**Problem requirements**:
Lines of the listing that contain "JSON" need to be copied.

**Input**:
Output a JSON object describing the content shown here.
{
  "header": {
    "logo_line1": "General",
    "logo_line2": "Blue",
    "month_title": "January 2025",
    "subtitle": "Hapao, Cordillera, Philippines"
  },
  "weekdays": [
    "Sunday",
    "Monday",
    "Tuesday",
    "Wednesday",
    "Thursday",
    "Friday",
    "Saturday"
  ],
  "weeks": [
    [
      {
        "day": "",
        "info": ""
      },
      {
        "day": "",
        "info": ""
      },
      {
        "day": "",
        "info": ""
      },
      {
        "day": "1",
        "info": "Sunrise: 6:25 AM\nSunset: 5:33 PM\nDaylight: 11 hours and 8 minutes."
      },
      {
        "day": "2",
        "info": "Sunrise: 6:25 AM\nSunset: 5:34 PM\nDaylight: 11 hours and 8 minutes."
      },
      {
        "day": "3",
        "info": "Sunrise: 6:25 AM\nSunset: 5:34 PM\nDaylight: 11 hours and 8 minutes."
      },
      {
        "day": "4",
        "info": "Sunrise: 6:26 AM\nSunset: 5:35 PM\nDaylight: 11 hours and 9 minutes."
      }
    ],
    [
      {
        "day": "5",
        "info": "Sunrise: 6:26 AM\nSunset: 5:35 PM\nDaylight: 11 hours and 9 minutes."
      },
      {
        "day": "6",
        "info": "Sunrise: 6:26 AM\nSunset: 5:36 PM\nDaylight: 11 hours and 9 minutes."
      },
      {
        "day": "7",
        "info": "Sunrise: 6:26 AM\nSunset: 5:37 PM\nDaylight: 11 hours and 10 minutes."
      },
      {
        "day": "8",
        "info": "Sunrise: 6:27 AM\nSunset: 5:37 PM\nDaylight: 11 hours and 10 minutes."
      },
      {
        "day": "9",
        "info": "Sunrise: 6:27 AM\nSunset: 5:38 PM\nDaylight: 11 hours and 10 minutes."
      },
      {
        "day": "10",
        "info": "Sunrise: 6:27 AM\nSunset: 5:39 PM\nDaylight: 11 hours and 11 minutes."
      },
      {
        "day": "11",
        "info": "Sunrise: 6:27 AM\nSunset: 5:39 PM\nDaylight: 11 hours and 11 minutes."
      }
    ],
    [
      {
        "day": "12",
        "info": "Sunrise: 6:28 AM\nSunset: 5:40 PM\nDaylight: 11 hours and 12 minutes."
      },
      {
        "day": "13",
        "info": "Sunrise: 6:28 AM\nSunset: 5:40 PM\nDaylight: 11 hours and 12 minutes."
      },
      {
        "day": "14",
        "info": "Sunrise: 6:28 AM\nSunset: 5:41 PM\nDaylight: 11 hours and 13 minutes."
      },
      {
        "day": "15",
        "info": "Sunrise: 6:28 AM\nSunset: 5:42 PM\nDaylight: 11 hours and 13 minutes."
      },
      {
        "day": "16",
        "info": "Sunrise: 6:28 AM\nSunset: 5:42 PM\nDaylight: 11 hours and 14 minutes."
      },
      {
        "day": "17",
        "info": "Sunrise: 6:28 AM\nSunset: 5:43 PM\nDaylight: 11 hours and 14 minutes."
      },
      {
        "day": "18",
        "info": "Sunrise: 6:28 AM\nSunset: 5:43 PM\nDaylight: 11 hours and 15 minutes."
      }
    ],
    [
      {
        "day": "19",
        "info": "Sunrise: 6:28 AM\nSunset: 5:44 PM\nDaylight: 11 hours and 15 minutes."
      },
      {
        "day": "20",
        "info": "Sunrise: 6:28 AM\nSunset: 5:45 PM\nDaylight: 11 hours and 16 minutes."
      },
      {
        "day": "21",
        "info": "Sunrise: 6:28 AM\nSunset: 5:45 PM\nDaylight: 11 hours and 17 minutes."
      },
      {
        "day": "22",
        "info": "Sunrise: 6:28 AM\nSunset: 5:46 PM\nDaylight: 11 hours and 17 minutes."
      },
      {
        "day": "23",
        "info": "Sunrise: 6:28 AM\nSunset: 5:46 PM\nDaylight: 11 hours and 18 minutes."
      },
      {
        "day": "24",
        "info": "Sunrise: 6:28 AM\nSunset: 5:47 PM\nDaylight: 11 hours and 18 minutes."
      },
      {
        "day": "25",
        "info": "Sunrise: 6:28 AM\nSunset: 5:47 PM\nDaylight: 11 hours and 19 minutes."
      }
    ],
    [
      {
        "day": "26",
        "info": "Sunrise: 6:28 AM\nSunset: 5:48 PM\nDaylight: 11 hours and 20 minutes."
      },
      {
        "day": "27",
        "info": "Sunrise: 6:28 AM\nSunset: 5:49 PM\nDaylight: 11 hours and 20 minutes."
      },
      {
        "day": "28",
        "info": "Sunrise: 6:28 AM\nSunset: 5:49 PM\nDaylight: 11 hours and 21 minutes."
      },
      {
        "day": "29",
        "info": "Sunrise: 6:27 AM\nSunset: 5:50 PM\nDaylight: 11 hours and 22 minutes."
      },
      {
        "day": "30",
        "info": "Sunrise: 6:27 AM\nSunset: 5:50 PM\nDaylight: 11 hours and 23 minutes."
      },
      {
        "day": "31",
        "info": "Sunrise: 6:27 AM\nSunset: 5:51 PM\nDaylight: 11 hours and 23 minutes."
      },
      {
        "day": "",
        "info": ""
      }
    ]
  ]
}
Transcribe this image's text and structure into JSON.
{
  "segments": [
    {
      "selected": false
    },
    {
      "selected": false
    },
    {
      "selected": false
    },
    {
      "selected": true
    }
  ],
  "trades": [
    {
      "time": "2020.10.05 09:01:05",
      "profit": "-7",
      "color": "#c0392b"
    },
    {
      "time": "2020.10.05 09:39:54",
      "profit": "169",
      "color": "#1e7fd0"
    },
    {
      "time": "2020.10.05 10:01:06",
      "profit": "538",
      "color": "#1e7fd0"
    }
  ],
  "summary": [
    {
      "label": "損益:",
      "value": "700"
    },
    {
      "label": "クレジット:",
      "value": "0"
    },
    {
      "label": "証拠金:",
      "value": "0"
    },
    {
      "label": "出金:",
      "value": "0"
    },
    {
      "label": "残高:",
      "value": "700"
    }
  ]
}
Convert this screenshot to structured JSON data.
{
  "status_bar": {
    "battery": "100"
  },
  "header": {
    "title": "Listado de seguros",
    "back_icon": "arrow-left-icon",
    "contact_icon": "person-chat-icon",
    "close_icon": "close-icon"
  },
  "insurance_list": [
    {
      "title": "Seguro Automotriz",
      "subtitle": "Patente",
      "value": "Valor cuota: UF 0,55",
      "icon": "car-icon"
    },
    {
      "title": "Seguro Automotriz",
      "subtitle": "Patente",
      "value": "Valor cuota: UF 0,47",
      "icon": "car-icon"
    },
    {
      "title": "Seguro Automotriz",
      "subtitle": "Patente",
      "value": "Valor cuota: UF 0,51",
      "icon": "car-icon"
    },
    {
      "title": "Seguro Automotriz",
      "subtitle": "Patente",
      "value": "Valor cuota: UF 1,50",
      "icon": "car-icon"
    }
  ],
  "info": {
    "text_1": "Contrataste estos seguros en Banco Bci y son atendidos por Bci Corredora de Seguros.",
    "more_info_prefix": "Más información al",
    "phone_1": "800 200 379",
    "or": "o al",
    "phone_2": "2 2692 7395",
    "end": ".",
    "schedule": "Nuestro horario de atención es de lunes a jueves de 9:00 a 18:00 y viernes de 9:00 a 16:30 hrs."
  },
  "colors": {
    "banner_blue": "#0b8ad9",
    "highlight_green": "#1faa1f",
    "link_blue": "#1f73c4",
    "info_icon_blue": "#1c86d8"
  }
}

**Your response**:
Output a JSON object describing the content shown here.
Transcribe this image's text and structure into JSON.
Convert this screenshot to structured JSON data.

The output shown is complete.